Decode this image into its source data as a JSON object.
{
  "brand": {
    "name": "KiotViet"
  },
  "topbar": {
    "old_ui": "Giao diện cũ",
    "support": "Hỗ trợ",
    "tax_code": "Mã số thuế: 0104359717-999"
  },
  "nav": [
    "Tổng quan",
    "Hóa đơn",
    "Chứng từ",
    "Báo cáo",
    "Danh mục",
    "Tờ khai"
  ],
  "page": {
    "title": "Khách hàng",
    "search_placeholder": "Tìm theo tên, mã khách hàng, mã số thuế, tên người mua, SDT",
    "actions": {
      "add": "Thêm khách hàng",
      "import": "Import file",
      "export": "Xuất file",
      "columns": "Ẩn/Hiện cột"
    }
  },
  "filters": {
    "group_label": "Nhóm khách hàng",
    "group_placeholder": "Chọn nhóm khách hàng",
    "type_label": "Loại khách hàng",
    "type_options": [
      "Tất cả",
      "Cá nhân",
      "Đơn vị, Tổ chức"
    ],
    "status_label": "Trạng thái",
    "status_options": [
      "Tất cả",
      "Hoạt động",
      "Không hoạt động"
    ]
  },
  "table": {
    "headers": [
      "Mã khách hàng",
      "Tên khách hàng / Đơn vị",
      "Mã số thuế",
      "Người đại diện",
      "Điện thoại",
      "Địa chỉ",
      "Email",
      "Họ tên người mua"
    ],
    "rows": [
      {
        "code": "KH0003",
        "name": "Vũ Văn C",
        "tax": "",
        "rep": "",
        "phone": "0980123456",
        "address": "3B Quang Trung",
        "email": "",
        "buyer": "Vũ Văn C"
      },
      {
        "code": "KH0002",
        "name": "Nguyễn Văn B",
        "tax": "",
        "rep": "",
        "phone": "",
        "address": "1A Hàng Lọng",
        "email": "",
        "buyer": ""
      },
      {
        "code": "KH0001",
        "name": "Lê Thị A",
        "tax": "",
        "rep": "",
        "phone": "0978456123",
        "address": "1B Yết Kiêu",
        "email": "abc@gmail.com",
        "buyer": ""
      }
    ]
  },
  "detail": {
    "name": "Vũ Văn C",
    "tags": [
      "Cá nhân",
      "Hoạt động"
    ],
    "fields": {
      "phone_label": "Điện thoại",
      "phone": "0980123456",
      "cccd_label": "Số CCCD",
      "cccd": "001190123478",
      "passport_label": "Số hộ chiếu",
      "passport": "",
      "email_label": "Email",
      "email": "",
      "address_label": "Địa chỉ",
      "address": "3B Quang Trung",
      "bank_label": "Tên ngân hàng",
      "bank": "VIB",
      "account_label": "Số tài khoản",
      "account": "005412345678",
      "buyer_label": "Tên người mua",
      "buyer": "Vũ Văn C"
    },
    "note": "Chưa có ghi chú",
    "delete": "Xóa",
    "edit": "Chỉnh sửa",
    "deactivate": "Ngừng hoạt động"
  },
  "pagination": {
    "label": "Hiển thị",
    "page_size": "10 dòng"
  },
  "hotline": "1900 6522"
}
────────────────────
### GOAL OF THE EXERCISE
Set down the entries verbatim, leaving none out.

### YOUR RESPONSE
Decode this image into its source data as a JSON object.
{
  "brand": {
    "name": "KiotViet"
  },
  "topbar": {
    "old_ui": "Giao diện cũ",
    "support": "Hỗ trợ",
    "tax_code": "Mã số thuế: 0104359717-999"
  },
  "nav": [
    "Tổng quan",
    "Hóa đơn",
    "Chứng từ",
    "Báo cáo",
    "Danh mục",
    "Tờ khai"
  ],
  "page": {
    "title": "Khách hàng",
    "search_placeholder": "Tìm theo tên, mã khách hàng, mã số thuế, tên người mua, SDT",
    "actions": {
      "add": "Thêm khách hàng",
      "import": "Import file",
      "export": "Xuất file",
      "columns": "Ẩn/Hiện cột"
    }
  },
  "filters": {
    "group_label": "Nhóm khách hàng",
    "group_placeholder": "Chọn nhóm khách hàng",
    "type_label": "Loại khách hàng",
    "type_options": [
      "Tất cả",
      "Cá nhân",
      "Đơn vị, Tổ chức"
    ],
    "status_label": "Trạng thái",
    "status_options": [
      "Tất cả",
      "Hoạt động",
      "Không hoạt động"
    ]
  },
  "table": {
    "headers": [
      "Mã khách hàng",
      "Tên khách hàng / Đơn vị",
      "Mã số thuế",
      "Người đại diện",
      "Điện thoại",
      "Địa chỉ",
      "Email",
      "Họ tên người mua"
    ],
    "rows": [
      {
        "code": "KH0003",
        "name": "Vũ Văn C",
        "tax": "",
        "rep": "",
        "phone": "0980123456",
        "address": "3B Quang Trung",
        "email": "",
        "buyer": "Vũ Văn C"
      },
      {
        "code": "KH0002",
        "name": "Nguyễn Văn B",
        "tax": "",
        "rep": "",
        "phone": "",
        "address": "1A Hàng Lọng",
        "email": "",
        "buyer": ""
      },
      {
        "code": "KH0001",
        "name": "Lê Thị A",
        "tax": "",
        "rep": "",
        "phone": "0978456123",
        "address": "1B Yết Kiêu",
        "email": "abc@gmail.com",
        "buyer": ""
      }
    ]
  },
  "detail": {
    "name": "Vũ Văn C",
    "tags": [
      "Cá nhân",
      "Hoạt động"
    ],
    "fields": {
      "phone_label": "Điện thoại",
      "phone": "0980123456",
      "cccd_label": "Số CCCD",
      "cccd": "001190123478",
      "passport_label": "Số hộ chiếu",
      "passport": "",
      "email_label": "Email",
      "email": "",
      "address_label": "Địa chỉ",
      "address": "3B Quang Trung",
      "bank_label": "Tên ngân hàng",
      "bank": "VIB",
      "account_label": "Số tài khoản",
      "account": "005412345678",
      "buyer_label": "Tên người mua",
      "buyer": "Vũ Văn C"
    },
    "note": "Chưa có ghi chú",
    "delete": "Xóa",
    "edit": "Chỉnh sửa",
    "deactivate": "Ngừng hoạt động"
  },
  "pagination": {
    "label": "Hiển thị",
    "page_size": "10 dòng"
  },
  "hotline": "1900 6522"
}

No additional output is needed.